Counting only lines of the listing below that hold the word "JSON", give the total and nothing else.

_ _ _

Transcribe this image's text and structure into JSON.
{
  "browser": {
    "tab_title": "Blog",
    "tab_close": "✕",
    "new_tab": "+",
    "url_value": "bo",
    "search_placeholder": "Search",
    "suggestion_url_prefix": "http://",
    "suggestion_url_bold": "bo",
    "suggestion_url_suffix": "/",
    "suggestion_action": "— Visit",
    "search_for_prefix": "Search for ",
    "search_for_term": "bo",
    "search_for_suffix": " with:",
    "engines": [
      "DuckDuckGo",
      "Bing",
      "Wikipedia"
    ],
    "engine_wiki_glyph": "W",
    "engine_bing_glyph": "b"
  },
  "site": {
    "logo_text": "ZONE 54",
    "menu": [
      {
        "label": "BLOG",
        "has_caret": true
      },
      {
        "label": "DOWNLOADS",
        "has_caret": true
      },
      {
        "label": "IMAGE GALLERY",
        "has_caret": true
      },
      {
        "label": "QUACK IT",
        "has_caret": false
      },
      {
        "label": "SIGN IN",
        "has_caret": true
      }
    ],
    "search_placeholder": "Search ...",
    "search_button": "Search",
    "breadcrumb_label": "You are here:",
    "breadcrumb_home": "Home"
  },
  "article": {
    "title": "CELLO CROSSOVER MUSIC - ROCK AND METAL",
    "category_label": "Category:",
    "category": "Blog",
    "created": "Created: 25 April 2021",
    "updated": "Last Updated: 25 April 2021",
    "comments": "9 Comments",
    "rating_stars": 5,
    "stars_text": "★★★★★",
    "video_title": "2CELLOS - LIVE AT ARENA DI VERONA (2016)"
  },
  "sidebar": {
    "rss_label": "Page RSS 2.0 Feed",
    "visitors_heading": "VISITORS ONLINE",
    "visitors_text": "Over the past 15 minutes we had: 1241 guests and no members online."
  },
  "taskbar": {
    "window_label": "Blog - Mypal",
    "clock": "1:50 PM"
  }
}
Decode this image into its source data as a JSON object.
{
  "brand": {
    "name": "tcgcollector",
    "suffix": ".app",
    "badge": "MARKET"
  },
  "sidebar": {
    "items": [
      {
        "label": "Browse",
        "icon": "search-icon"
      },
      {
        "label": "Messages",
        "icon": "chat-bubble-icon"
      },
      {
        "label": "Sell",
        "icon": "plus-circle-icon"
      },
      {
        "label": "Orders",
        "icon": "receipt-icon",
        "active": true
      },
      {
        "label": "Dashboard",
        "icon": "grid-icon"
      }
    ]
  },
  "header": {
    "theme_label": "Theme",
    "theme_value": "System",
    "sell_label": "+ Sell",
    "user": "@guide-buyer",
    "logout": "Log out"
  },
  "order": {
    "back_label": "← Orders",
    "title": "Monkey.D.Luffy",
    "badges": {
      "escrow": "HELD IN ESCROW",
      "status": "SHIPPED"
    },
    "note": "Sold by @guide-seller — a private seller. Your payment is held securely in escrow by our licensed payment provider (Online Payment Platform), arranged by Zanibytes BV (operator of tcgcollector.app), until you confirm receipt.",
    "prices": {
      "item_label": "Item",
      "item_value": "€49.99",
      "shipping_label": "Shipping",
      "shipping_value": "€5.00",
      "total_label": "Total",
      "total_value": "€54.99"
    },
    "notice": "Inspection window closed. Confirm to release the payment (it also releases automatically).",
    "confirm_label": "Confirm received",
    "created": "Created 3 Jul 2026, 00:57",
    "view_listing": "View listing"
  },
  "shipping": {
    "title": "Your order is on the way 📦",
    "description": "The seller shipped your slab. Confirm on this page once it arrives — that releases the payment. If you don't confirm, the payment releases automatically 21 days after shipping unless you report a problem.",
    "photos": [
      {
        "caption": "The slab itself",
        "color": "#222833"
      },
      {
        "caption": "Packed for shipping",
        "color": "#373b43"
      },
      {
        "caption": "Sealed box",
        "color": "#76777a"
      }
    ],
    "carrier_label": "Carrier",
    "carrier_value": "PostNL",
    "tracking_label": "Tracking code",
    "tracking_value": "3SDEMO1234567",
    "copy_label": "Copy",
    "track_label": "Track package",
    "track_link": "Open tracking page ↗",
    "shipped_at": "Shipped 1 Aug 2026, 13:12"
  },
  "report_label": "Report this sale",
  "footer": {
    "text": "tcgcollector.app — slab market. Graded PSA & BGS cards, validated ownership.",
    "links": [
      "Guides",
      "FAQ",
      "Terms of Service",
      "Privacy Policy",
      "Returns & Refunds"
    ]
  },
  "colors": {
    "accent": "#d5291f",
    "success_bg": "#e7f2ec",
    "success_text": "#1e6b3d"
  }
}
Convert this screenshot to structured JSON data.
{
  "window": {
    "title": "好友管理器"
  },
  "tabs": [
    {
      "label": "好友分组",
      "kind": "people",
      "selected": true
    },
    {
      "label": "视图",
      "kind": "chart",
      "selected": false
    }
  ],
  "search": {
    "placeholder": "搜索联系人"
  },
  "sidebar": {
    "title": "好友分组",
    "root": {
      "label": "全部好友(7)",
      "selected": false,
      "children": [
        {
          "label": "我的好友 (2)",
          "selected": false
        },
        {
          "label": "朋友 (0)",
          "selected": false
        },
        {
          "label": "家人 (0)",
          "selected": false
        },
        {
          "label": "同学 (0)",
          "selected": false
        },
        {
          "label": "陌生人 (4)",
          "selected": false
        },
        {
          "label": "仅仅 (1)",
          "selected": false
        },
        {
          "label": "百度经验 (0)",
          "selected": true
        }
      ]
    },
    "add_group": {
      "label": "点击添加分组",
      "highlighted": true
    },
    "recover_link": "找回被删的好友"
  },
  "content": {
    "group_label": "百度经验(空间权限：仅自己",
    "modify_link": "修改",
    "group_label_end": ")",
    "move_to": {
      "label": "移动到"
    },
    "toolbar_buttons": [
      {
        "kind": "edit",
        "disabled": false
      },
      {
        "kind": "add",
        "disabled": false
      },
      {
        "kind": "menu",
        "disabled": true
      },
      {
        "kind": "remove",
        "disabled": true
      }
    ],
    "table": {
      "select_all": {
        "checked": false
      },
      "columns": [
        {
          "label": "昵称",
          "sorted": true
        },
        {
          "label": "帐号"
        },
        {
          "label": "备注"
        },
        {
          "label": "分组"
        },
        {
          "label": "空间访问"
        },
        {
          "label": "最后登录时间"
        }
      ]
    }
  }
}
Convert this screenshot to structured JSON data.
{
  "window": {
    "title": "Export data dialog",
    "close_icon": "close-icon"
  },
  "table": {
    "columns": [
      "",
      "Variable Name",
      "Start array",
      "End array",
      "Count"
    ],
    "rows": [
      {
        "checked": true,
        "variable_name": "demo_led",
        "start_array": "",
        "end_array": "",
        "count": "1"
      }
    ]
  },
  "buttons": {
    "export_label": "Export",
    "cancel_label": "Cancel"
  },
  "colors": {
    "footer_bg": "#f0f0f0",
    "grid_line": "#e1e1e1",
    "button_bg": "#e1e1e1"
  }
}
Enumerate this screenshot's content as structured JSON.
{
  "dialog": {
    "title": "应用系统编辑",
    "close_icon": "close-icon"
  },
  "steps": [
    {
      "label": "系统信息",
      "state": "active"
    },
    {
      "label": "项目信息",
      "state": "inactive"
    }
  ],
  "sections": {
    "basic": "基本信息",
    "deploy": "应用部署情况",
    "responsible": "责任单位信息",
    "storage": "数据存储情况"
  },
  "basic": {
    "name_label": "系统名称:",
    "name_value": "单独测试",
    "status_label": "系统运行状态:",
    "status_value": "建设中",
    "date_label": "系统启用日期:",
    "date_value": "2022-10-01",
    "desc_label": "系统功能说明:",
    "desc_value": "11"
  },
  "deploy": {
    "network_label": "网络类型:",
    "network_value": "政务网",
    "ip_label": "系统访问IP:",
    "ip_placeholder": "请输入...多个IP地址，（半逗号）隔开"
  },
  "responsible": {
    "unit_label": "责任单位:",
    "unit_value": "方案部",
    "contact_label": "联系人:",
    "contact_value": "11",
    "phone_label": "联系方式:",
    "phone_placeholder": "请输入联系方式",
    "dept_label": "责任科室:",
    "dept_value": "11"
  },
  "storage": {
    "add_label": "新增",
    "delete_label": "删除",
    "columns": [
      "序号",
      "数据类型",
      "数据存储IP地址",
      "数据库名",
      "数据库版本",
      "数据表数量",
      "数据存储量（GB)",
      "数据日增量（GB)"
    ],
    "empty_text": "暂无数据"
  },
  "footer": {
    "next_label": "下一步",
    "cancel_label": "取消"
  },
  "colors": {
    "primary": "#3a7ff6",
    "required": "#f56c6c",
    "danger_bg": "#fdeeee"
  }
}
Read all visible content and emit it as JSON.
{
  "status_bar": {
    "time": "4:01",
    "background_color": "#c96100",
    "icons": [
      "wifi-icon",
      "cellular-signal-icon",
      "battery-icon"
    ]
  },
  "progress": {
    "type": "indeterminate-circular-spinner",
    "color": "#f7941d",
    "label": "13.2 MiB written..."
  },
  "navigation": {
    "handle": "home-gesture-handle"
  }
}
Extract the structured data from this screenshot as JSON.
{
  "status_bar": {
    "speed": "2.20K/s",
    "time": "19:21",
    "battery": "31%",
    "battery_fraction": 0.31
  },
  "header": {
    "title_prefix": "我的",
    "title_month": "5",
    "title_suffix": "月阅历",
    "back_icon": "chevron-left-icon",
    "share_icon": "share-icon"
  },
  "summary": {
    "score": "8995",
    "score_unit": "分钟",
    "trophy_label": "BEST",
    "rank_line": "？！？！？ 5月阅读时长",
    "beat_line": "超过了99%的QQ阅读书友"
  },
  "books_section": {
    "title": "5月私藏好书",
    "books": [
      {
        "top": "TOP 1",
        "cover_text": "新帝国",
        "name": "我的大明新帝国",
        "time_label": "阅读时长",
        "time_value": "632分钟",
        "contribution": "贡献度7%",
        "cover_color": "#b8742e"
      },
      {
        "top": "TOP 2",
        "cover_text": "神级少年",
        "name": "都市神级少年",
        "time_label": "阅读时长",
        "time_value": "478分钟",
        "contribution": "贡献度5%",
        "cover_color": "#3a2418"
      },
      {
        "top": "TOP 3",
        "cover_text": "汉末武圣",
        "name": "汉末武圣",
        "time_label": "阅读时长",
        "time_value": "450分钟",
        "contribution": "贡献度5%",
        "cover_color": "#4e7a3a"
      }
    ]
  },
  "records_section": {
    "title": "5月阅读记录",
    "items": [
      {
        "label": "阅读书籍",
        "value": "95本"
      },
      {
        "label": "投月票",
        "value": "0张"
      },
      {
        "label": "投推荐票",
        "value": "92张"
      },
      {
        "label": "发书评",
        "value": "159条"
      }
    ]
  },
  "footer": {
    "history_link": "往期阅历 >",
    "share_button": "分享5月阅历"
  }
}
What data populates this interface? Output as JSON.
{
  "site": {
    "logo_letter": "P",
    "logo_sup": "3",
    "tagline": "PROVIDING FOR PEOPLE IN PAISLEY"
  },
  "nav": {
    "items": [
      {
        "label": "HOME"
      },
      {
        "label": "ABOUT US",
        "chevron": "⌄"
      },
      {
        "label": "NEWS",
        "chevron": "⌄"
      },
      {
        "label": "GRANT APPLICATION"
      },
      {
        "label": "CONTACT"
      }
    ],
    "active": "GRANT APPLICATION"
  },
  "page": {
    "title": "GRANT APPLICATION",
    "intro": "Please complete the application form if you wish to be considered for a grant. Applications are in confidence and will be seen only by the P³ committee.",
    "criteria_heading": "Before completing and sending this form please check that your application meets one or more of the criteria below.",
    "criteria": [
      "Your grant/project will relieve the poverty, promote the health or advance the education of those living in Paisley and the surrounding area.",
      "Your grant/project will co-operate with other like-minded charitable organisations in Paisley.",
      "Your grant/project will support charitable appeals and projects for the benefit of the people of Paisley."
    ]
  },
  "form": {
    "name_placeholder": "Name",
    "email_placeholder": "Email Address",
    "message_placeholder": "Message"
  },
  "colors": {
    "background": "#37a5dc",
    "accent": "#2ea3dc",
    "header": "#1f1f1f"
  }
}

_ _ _

**FINISHED TASK**
8